▶ _Description of the task_:
Give the records again exactly, with every character kept.

____ Records for processing

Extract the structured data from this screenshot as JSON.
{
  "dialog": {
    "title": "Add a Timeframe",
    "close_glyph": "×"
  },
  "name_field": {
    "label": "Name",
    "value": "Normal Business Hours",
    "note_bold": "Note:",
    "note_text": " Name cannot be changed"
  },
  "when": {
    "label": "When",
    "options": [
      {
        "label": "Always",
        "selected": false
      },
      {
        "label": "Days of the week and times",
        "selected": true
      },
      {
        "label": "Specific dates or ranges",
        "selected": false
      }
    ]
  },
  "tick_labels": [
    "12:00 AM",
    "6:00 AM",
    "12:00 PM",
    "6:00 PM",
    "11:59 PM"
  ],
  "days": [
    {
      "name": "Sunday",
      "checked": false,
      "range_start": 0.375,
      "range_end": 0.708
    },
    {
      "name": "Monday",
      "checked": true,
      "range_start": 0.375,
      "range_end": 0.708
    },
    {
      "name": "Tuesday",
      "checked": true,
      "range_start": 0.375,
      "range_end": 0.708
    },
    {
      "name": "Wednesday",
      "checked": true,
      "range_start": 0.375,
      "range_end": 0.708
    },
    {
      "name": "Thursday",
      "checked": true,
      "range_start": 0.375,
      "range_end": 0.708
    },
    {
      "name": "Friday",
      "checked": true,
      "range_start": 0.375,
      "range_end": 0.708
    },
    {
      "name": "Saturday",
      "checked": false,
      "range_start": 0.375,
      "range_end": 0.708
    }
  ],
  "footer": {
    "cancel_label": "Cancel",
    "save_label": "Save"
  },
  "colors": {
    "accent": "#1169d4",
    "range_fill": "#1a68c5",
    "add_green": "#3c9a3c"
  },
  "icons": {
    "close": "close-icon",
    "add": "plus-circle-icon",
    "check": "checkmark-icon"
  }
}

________

▶ _Your solution_:
Extract the structured data from this screenshot as JSON.
{
  "dialog": {
    "title": "Add a Timeframe",
    "close_glyph": "×"
  },
  "name_field": {
    "label": "Name",
    "value": "Normal Business Hours",
    "note_bold": "Note:",
    "note_text": " Name cannot be changed"
  },
  "when": {
    "label": "When",
    "options": [
      {
        "label": "Always",
        "selected": false
      },
      {
        "label": "Days of the week and times",
        "selected": true
      },
      {
        "label": "Specific dates or ranges",
        "selected": false
      }
    ]
  },
  "tick_labels": [
    "12:00 AM",
    "6:00 AM",
    "12:00 PM",
    "6:00 PM",
    "11:59 PM"
  ],
  "days": [
    {
      "name": "Sunday",
      "checked": false,
      "range_start": 0.375,
      "range_end": 0.708
    },
    {
      "name": "Monday",
      "checked": true,
      "range_start": 0.375,
      "range_end": 0.708
    },
    {
      "name": "Tuesday",
      "checked": true,
      "range_start": 0.375,
      "range_end": 0.708
    },
    {
      "name": "Wednesday",
      "checked": true,
      "range_start": 0.375,
      "range_end": 0.708
    },
    {
      "name": "Thursday",
      "checked": true,
      "range_start": 0.375,
      "range_end": 0.708
    },
    {
      "name": "Friday",
      "checked": true,
      "range_start": 0.375,
      "range_end": 0.708
    },
    {
      "name": "Saturday",
      "checked": false,
      "range_start": 0.375,
      "range_end": 0.708
    }
  ],
  "footer": {
    "cancel_label": "Cancel",
    "save_label": "Save"
  },
  "colors": {
    "accent": "#1169d4",
    "range_fill": "#1a68c5",
    "add_green": "#3c9a3c"
  },
  "icons": {
    "close": "close-icon",
    "add": "plus-circle-icon",
    "check": "checkmark-icon"
  }
}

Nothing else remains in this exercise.